> [TASK TO CARRY OUT]:
Determine how many lines below contain the string "code" and give that number without anything else.

Page and application data records:
- - - - -

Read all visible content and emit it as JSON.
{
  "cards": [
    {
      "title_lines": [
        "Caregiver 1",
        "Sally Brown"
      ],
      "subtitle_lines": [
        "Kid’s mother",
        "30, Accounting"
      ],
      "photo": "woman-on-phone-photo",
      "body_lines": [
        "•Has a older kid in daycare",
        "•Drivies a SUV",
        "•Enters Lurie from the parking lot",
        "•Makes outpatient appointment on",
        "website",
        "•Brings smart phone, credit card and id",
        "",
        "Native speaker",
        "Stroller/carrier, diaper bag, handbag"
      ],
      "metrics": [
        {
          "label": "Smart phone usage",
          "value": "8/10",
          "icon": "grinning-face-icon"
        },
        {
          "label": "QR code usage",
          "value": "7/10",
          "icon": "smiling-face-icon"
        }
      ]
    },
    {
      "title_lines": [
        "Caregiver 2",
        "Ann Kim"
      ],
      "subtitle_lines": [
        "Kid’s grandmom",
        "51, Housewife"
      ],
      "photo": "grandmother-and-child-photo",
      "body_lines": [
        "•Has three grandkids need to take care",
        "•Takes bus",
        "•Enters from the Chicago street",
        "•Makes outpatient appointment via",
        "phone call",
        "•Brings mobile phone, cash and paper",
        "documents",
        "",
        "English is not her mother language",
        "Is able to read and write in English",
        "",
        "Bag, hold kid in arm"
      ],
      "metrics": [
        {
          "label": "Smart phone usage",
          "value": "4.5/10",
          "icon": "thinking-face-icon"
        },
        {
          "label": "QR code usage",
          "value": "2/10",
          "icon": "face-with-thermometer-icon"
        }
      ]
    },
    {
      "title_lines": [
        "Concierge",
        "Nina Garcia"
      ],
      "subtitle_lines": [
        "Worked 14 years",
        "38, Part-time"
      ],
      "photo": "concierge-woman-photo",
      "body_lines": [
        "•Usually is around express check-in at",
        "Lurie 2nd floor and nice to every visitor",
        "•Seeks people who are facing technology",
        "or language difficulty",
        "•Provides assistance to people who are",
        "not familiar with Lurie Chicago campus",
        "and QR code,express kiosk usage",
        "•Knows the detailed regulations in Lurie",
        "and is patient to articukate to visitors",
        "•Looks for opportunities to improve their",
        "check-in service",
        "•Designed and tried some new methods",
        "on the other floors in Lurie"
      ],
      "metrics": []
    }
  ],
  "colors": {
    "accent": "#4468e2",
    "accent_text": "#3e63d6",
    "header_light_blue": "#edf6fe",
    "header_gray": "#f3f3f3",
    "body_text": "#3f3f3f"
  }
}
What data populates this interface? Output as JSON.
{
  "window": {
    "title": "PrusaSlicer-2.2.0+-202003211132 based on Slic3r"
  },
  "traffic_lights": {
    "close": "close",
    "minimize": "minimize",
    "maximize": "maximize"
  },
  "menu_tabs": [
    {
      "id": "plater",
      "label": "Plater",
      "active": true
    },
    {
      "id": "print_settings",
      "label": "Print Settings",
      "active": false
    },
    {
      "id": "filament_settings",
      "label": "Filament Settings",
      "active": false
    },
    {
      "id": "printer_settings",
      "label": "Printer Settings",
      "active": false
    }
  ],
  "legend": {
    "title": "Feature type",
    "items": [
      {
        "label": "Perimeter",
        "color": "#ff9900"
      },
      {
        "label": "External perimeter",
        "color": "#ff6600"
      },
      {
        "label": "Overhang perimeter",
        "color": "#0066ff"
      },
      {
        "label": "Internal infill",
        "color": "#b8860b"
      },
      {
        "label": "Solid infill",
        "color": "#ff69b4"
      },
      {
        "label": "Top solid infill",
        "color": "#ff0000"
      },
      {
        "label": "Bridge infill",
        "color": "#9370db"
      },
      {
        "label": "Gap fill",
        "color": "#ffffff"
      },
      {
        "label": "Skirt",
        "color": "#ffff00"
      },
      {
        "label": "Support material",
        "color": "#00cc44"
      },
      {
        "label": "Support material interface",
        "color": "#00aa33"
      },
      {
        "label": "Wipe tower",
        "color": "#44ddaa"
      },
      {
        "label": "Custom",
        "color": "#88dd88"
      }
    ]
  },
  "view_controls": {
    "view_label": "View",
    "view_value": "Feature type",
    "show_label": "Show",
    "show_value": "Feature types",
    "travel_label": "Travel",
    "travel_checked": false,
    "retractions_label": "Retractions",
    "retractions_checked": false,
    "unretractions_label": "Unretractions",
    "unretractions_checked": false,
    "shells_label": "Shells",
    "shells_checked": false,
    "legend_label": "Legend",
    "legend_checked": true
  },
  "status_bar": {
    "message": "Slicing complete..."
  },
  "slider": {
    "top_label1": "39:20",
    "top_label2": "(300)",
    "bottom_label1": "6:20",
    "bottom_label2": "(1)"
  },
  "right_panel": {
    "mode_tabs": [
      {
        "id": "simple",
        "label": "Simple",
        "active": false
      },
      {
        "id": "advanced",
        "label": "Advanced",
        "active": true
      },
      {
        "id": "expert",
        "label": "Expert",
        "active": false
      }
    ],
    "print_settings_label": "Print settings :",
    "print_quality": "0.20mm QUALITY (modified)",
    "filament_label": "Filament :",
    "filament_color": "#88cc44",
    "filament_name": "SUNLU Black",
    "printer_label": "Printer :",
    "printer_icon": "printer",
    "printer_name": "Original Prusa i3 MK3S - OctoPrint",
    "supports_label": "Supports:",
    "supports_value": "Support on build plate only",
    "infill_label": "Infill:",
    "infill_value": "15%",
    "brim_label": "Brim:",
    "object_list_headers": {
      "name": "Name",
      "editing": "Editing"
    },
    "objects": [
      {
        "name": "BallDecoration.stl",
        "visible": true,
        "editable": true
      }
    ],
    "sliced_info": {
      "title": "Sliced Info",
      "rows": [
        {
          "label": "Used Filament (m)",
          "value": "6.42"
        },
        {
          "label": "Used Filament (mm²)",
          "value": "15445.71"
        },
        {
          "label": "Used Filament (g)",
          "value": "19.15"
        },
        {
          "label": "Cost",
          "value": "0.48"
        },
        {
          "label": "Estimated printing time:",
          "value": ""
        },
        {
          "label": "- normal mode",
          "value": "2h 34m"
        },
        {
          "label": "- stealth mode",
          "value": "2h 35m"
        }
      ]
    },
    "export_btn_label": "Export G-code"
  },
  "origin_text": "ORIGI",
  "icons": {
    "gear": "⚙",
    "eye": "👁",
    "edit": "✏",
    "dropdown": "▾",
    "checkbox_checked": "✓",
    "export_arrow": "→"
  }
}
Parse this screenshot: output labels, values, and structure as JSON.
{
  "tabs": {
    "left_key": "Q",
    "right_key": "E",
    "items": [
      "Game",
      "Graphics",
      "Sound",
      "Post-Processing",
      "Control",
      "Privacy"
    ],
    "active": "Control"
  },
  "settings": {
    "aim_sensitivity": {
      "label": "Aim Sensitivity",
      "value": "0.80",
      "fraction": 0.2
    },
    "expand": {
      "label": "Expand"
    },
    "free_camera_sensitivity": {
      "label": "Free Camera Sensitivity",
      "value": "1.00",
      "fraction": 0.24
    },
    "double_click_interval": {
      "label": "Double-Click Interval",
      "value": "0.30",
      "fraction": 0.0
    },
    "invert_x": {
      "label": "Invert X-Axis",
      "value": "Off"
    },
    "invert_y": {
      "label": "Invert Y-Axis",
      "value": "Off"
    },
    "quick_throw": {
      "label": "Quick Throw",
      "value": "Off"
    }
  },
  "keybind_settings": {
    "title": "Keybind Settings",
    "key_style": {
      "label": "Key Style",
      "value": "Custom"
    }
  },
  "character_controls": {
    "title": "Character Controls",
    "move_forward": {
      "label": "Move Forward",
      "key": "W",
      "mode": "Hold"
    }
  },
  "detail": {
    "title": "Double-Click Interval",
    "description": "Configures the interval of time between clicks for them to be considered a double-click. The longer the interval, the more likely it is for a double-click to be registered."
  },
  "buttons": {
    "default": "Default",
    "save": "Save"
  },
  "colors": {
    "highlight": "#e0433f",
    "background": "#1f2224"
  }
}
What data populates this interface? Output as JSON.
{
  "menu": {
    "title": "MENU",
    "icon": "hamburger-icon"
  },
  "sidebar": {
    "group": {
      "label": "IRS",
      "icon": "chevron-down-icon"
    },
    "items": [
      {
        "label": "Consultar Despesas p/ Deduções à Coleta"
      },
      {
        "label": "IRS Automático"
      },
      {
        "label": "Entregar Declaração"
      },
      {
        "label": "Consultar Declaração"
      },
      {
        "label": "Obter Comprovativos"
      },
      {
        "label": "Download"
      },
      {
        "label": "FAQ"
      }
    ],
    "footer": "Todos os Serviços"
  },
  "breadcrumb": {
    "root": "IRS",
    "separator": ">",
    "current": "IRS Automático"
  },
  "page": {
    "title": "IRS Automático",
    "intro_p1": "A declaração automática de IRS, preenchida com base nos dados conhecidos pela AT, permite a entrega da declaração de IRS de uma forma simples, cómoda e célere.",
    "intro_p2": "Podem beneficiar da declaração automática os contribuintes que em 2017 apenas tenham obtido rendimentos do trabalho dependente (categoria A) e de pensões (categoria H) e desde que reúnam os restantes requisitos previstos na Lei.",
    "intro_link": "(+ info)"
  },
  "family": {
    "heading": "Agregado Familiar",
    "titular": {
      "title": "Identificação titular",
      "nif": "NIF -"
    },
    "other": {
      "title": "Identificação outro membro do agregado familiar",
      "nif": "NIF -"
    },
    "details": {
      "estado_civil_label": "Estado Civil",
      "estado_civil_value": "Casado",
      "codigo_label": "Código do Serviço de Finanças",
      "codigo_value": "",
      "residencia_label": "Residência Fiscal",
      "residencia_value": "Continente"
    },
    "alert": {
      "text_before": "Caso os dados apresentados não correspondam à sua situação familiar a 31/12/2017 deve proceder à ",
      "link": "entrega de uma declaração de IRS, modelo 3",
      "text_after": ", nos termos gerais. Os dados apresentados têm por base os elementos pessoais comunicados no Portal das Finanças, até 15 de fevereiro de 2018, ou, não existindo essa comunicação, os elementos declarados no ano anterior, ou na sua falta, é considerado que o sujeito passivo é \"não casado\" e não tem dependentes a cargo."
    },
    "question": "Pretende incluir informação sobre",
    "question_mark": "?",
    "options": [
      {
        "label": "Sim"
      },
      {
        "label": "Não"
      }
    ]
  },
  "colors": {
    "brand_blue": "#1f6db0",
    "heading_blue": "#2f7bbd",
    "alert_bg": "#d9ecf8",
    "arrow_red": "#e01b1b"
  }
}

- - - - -

> [TASK OUTPUT]:
4